NAIROBI (Reuters) - Kenya's chief justice said on Wednesday he and other judges had been threatened by a criminal gang who warned them against trying to stop a candidate accused of bankrolling tribal violence running for the presidency next month.

Uhuru Kenyatta, a former finance minister and the son of the country's founding president, is one of four Kenyans accused at the International Criminal Court of orchestrating violence that killed 1,200 people after the last vote in 2007.

Chief justice Willy Mutunga, appointed in 2011 to reform a judiciary seen as in the pay of the political elite, said he had received the threats from a criminal gang known as Mungiki, who want to prevent any legal obstacles to Kenyatta running.

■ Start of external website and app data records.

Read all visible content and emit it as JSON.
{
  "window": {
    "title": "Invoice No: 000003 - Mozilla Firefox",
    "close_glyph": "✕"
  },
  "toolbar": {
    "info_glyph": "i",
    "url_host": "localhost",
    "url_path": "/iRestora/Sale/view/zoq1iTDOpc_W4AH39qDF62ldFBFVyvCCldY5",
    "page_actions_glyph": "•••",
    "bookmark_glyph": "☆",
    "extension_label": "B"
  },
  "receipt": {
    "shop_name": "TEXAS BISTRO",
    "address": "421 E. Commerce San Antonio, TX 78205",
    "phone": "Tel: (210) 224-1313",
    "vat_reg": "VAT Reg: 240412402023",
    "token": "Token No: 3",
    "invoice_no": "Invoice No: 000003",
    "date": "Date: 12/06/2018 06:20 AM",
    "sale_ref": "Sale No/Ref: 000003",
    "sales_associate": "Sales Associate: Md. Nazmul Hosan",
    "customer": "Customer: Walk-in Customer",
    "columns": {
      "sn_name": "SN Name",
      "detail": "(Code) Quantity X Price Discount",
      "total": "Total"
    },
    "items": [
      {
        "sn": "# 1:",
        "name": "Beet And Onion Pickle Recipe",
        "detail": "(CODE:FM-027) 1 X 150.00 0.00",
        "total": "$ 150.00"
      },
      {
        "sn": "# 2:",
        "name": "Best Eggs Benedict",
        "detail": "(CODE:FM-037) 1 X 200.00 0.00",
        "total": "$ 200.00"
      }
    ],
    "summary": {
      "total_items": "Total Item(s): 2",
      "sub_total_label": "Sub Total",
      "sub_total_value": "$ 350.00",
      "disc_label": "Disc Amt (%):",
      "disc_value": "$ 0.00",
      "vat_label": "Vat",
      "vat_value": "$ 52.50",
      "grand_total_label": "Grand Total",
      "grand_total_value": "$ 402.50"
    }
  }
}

Kenyatta is accused of financing attacks meted out in 2007 by the Mungiki against supporters of then opposition leader Prime Minister Raila Odinga, who narrowly leads Kenyatta in the opinion polls ahead of the March 4 election.

Mutunga said attacks against five judges - including some with guns - and threats against him were evidence of an emerging "pattern of harassment" of the judiciary before the vote.

"Let no individual, group, candidate or supporter imagine that cowardly and dark acts such as these will cower us. We have seen and overcome worse, and we will all soldier on for this country. None will be held hostage by a cabal of retrogrades," he told a news conference.

Rights groups have sought the courts' help to strike Kenyatta out of the race, saying his integrity was discredited by his trial at The Hague on charges of crimes against humanity.

Kenya's High Court on Friday cleared the way for Kenyatta to run, but one of the petitioners seeking to block Kenyatta said he would ask the Supreme Court, headed by Mutunga, to stop him.   Continued...

Kenya's new chief justice Willy Mutunga delivers his speech as he takes office soon after a swearing in ceremony in Kenya's capital Nairobi June 20, 2011. REUTERS/Noor Khamis